#### Instructions to follow
Return a copy of every line in the records that includes the word "NativeCode".

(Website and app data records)
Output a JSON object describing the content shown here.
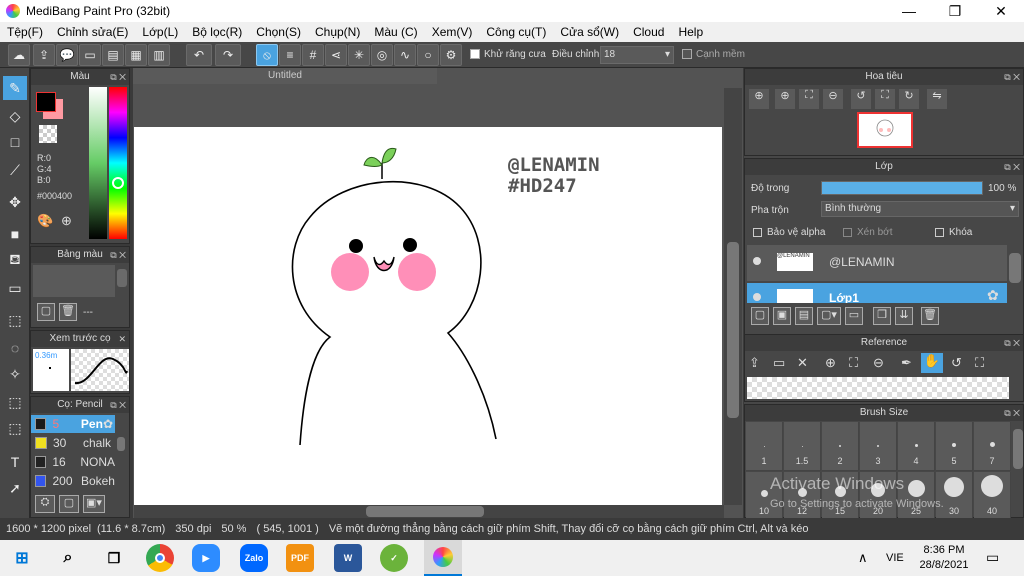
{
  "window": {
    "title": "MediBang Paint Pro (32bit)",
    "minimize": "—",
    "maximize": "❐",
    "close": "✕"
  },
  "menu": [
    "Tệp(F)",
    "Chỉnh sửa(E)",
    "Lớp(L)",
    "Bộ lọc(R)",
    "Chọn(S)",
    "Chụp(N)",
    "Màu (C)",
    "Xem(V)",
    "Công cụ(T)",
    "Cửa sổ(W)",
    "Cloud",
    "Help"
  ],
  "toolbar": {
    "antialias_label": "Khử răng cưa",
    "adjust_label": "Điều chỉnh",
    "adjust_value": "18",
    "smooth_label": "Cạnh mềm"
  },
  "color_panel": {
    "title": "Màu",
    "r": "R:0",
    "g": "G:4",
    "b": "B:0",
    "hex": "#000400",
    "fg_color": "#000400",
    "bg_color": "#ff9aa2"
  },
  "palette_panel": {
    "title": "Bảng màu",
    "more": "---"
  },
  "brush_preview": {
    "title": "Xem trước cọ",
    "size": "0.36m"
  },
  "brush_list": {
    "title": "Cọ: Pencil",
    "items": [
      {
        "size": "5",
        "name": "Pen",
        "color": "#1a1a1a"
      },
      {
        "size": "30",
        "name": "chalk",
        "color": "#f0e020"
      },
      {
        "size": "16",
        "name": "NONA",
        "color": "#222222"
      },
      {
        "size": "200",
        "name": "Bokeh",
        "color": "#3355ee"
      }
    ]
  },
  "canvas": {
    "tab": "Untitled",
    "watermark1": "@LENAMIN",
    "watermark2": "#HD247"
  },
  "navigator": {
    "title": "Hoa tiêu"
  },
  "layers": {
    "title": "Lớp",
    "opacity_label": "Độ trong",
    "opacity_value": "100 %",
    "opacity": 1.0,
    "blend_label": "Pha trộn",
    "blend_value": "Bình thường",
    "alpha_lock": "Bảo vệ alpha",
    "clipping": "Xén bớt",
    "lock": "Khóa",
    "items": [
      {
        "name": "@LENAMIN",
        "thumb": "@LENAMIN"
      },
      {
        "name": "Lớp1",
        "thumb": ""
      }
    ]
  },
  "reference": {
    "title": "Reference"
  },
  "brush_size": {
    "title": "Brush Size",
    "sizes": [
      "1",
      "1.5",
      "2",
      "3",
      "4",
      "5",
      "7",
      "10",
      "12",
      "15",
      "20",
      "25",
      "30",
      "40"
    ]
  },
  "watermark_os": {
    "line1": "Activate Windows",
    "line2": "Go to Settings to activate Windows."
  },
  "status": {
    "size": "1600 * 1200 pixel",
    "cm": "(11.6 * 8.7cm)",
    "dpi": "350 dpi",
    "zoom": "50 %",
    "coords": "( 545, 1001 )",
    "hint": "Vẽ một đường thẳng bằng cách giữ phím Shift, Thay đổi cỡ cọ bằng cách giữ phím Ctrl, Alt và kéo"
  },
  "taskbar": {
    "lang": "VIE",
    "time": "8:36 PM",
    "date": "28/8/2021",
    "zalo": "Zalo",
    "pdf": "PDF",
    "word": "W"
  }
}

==

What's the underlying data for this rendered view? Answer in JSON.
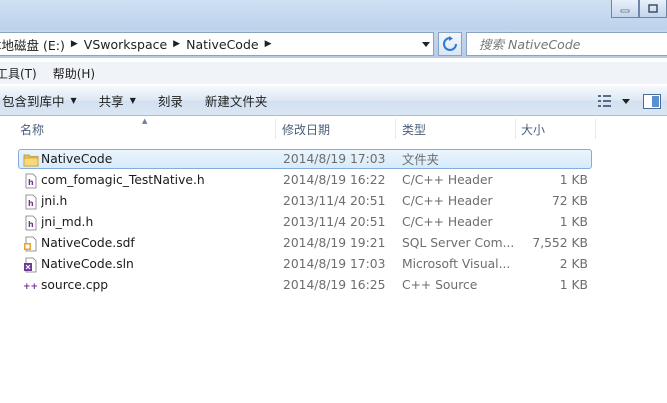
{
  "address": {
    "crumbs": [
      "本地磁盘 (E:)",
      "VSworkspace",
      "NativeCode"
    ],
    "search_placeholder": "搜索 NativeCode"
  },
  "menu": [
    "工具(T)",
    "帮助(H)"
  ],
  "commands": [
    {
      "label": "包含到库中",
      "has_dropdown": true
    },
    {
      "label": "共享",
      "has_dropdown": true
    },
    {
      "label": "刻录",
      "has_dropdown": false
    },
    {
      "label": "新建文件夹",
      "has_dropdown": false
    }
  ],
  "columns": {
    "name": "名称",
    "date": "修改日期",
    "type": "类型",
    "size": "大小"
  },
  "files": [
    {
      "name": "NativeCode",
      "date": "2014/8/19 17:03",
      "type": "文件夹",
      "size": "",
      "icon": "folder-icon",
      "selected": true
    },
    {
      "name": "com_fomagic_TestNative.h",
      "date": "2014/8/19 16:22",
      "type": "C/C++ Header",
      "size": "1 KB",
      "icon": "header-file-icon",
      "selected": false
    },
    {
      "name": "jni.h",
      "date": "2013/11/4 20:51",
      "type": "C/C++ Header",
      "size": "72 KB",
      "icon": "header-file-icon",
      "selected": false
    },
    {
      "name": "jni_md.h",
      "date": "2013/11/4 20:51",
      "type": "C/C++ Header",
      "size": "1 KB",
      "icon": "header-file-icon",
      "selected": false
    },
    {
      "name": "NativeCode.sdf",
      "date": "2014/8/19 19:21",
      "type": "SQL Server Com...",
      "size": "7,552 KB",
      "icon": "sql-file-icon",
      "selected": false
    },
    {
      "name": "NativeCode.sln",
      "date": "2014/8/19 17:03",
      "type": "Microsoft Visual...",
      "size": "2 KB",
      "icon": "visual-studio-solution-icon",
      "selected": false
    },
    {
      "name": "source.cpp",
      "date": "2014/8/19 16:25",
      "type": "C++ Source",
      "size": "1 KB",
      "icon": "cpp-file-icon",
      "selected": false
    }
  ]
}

#### Written answer
      "NativeCode"
    "search_placeholder": "搜索 NativeCode"
      "name": "NativeCode",
      "name": "NativeCode.sdf",
      "name": "NativeCode.sln",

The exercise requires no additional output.